**What you should do:** The whole listing below should be output again, word for word.
□ □ □ □ □ □ □
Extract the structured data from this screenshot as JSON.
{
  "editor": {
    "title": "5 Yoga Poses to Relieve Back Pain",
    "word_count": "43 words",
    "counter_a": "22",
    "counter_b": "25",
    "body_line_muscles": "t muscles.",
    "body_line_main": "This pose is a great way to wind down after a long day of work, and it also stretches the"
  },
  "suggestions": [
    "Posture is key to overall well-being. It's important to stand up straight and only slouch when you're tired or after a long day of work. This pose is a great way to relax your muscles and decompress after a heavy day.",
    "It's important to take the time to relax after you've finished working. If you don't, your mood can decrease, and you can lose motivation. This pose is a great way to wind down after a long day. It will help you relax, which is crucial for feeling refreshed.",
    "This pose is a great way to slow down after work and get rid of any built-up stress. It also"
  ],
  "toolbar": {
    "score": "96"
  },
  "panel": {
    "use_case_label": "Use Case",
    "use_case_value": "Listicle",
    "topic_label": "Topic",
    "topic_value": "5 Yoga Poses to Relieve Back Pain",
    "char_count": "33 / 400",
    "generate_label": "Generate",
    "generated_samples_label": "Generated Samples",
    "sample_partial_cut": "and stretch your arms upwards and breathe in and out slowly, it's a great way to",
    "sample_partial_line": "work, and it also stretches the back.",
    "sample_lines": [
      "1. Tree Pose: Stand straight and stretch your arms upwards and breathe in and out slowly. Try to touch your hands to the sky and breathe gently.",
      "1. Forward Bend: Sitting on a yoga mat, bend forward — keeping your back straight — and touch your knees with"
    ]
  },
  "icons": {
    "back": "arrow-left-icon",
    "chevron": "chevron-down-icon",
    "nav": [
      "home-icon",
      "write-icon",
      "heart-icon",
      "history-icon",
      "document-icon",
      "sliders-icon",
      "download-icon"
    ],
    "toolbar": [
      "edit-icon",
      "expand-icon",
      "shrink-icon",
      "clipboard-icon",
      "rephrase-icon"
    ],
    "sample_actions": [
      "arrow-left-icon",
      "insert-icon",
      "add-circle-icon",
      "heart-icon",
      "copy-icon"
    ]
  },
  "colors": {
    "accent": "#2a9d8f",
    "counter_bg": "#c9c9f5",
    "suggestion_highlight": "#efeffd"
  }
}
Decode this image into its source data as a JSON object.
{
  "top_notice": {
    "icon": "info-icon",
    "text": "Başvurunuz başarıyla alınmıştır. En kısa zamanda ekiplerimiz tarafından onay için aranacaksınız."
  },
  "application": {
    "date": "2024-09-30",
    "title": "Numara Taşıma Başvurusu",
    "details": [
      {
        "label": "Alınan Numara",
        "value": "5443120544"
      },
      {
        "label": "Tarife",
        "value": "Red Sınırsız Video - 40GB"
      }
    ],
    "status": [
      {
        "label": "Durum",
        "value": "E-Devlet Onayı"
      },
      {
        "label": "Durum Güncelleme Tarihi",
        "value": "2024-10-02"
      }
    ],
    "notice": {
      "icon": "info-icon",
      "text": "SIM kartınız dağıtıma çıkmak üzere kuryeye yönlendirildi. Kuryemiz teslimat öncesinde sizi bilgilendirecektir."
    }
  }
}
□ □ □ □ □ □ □
**Result of the exercise:**
Extract the structured data from this screenshot as JSON.
{
  "editor": {
    "title": "5 Yoga Poses to Relieve Back Pain",
    "word_count": "43 words",
    "counter_a": "22",
    "counter_b": "25",
    "body_line_muscles": "t muscles.",
    "body_line_main": "This pose is a great way to wind down after a long day of work, and it also stretches the"
  },
  "suggestions": [
    "Posture is key to overall well-being. It's important to stand up straight and only slouch when you're tired or after a long day of work. This pose is a great way to relax your muscles and decompress after a heavy day.",
    "It's important to take the time to relax after you've finished working. If you don't, your mood can decrease, and you can lose motivation. This pose is a great way to wind down after a long day. It will help you relax, which is crucial for feeling refreshed.",
    "This pose is a great way to slow down after work and get rid of any built-up stress. It also"
  ],
  "toolbar": {
    "score": "96"
  },
  "panel": {
    "use_case_label": "Use Case",
    "use_case_value": "Listicle",
    "topic_label": "Topic",
    "topic_value": "5 Yoga Poses to Relieve Back Pain",
    "char_count": "33 / 400",
    "generate_label": "Generate",
    "generated_samples_label": "Generated Samples",
    "sample_partial_cut": "and stretch your arms upwards and breathe in and out slowly, it's a great way to",
    "sample_partial_line": "work, and it also stretches the back.",
    "sample_lines": [
      "1. Tree Pose: Stand straight and stretch your arms upwards and breathe in and out slowly. Try to touch your hands to the sky and breathe gently.",
      "1. Forward Bend: Sitting on a yoga mat, bend forward — keeping your back straight — and touch your knees with"
    ]
  },
  "icons": {
    "back": "arrow-left-icon",
    "chevron": "chevron-down-icon",
    "nav": [
      "home-icon",
      "write-icon",
      "heart-icon",
      "history-icon",
      "document-icon",
      "sliders-icon",
      "download-icon"
    ],
    "toolbar": [
      "edit-icon",
      "expand-icon",
      "shrink-icon",
      "clipboard-icon",
      "rephrase-icon"
    ],
    "sample_actions": [
      "arrow-left-icon",
      "insert-icon",
      "add-circle-icon",
      "heart-icon",
      "copy-icon"
    ]
  },
  "colors": {
    "accent": "#2a9d8f",
    "counter_bg": "#c9c9f5",
    "suggestion_highlight": "#efeffd"
  }
}
Decode this image into its source data as a JSON object.
{
  "top_notice": {
    "icon": "info-icon",
    "text": "Başvurunuz başarıyla alınmıştır. En kısa zamanda ekiplerimiz tarafından onay için aranacaksınız."
  },
  "application": {
    "date": "2024-09-30",
    "title": "Numara Taşıma Başvurusu",
    "details": [
      {
        "label": "Alınan Numara",
        "value": "5443120544"
      },
      {
        "label": "Tarife",
        "value": "Red Sınırsız Video - 40GB"
      }
    ],
    "status": [
      {
        "label": "Durum",
        "value": "E-Devlet Onayı"
      },
      {
        "label": "Durum Güncelleme Tarihi",
        "value": "2024-10-02"
      }
    ],
    "notice": {
      "icon": "info-icon",
      "text": "SIM kartınız dağıtıma çıkmak üzere kuryeye yönlendirildi. Kuryemiz teslimat öncesinde sizi bilgilendirecektir."
    }
  }
}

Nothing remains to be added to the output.